Before ‘Picnic at Hanging Rock’ even starts, the audience are faced with the backs of the five actors who constitute of all the characters throughout the show. Instead of the usual audience chatter beforehand, we are unsettled and sit there in uncomfortable silence whilst we wait. Eventually though, it begins, and the quiet intensity of the production only increases from there.
Without a doubt, the staging, lighting and sound are the strongest elements of the show, the latter two contributing to the overwhelmingly creepy atmosphere throughout. The sound, or lack thereof at certain points, emphasises the tragic and dramatic elements of the play as the theatre can only hear the actor’s voice, and at some points it became almost uncomfortable to watch, for the silence only intensifies the relationship between actor and audience. The sounds intermittently in between put the audience on edge as the natural sounds of the Australian outback and the domesticity of the ticking clock contrast with the increasing tension on stage as the play begins to move more swiftly towards its conclusion. The lighting similarly contributes in its illumination of the characters which initially seems soft, but as the play moves on it becomes progressively eerier, whilst the drops to pitch-black allows the audience to feel the impact of the actor’s final words.

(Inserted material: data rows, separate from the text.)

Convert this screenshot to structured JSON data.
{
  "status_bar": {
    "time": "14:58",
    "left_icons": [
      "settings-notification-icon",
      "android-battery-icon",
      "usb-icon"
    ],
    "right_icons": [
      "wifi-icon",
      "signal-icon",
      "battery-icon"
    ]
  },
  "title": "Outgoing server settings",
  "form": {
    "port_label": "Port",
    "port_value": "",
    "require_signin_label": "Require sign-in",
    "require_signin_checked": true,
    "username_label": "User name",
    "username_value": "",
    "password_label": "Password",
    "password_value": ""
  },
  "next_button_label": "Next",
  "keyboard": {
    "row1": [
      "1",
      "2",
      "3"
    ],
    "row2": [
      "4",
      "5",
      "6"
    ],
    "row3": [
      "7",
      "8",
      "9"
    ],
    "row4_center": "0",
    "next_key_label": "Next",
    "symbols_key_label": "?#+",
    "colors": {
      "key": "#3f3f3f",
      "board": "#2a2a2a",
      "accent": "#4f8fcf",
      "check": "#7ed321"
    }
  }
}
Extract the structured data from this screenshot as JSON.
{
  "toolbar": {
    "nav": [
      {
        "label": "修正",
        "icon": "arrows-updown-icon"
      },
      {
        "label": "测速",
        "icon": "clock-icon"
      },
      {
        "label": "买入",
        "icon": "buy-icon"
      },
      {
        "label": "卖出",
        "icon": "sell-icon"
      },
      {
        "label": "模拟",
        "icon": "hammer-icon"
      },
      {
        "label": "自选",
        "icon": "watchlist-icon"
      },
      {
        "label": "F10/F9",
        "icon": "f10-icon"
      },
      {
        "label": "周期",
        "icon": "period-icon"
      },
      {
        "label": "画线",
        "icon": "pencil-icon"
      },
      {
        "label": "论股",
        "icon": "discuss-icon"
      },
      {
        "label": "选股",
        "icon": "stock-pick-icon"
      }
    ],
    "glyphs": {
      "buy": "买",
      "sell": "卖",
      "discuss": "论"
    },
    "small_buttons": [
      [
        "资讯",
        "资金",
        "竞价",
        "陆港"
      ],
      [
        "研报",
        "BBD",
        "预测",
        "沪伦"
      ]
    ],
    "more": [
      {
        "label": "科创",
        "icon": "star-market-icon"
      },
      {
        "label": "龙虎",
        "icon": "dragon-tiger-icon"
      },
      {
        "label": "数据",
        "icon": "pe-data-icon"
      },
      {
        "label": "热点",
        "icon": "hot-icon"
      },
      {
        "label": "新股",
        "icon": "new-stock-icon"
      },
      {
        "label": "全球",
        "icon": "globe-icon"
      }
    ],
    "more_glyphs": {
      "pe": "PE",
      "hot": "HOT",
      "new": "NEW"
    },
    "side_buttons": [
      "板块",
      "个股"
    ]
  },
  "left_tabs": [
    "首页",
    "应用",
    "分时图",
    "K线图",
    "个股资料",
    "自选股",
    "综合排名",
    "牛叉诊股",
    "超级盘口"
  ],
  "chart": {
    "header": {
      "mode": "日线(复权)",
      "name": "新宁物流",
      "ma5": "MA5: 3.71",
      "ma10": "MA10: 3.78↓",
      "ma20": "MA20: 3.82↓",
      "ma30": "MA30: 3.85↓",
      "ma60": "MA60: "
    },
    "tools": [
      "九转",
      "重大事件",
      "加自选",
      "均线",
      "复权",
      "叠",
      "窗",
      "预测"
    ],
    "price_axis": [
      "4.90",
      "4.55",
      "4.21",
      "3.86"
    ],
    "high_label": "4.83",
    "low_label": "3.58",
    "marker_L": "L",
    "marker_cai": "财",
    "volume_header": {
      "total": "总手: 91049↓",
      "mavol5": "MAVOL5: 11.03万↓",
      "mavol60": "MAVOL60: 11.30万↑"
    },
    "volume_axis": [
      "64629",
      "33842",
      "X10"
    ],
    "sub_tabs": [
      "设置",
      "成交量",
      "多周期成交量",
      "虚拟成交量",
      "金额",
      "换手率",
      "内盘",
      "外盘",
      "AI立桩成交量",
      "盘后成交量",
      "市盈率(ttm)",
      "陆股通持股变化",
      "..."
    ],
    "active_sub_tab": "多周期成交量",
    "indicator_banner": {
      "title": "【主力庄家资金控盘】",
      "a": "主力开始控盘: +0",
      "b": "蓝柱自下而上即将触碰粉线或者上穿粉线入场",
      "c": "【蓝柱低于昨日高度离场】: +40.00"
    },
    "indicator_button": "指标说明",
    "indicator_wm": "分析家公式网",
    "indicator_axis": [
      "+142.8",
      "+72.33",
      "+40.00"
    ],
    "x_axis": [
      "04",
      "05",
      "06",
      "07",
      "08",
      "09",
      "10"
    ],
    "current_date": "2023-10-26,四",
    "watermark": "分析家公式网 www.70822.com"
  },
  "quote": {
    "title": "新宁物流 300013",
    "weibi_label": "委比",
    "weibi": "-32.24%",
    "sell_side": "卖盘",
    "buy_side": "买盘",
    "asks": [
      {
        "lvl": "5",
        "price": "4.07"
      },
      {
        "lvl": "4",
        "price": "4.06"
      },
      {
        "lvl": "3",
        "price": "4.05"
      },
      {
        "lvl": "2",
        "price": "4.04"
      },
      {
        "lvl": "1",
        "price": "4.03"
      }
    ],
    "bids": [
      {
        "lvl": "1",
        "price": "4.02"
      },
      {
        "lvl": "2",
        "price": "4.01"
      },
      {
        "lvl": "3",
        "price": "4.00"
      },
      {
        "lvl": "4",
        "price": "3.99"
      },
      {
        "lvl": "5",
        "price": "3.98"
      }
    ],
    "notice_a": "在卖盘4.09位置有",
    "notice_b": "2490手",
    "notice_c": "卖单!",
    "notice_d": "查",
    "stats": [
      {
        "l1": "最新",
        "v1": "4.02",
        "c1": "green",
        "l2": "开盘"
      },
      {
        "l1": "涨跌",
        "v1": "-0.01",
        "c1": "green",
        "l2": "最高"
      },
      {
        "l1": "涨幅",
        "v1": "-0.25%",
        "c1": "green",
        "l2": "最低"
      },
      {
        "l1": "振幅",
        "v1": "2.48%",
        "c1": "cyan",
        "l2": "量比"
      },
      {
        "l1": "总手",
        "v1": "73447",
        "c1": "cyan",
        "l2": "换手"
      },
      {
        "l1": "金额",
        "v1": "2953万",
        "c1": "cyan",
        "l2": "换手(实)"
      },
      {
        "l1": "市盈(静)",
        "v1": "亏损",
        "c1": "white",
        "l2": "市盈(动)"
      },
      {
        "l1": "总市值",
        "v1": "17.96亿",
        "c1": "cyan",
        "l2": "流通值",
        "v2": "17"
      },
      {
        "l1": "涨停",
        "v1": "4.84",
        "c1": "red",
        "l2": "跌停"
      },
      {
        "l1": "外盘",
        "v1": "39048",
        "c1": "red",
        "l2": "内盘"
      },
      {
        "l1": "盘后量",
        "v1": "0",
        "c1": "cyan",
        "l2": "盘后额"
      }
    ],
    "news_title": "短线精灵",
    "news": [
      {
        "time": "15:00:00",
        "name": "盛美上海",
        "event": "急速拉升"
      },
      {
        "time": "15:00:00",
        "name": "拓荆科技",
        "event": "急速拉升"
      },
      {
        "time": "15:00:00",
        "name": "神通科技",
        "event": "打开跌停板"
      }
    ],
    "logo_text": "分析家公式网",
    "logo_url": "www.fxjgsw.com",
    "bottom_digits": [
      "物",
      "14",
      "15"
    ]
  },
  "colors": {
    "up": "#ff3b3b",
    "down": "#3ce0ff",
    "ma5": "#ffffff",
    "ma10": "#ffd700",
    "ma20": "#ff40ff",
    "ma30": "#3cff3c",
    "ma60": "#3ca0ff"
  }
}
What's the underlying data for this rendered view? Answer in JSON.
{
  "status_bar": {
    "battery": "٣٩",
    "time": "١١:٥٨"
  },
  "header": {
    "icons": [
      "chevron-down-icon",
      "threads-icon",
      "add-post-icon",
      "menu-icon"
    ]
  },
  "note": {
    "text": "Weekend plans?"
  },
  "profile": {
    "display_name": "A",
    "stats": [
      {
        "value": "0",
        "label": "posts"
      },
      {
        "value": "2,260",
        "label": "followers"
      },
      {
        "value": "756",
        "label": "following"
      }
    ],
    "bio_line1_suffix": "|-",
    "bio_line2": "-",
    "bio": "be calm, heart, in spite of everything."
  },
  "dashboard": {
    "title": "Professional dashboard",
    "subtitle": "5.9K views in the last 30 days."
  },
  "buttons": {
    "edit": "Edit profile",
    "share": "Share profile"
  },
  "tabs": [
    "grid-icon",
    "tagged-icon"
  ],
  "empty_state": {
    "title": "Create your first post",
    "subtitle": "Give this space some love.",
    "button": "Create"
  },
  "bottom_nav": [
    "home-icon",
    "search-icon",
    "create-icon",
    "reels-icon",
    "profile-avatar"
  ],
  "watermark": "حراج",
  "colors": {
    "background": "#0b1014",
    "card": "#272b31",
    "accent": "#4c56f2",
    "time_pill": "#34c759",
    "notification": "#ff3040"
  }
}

Initially there is no standout performance amongst the actors, but it soon becomes clear this is intentional as they act as one subservient body which misogyny reduces to an object of desire, even within their youth. Soon though, as the actors filter into different characters, and within their narration rapidly change their demeanour to imitate others, it becomes clear they are all incredibly versatile within their performances. Particularly though, Izzy Hassett as Mrs Appleyard was delightfully cruel in her performance as she progresses from overtly strict headteacher to abusive manipulator. All the performances are strong, as the actors effectively perform the gradual progression of controlled madness in the face of Mrs Appleyard’s oppressive doctrine, to the climatic tussle as a reaction of the situation that has been forced upon them, further mirrored by the impressive choreography throughout. Aside from this, the only issues sometimes were the accents, although admirable, sometimes plot points became indistinguishable and the play resultingly became harder to follow, but altogether this was not too big of an issue.
As a narrative, the storytelling by the actors and then the switch to their situation worked incredibly well, the audience were able to gain a sense of the schoolgirls telling their own story, the only thing they could have control over in a world where everything else they did was under watch. However, they soon lose this power, and the structure of the play mirrors this as their story is told through different perspectives. It really demonstrates the level of thought that went into the presentation of the play from the Director Sophie Wright and Assistant Director Claire Simonis. Every aspect of the play is thought through, the actor’s movements, choreography, sound and lighting all contribute to the atmosphere and narration of the play. This results in a chilling experience, which is sometimes hard to follow, but nevertheless unnerving from start to finish.
‘Picnic at Hanging Rock’ is showing at 7:30PM on Friday 3rd October and Saturday 4th October at the Assembly Rooms Theatre.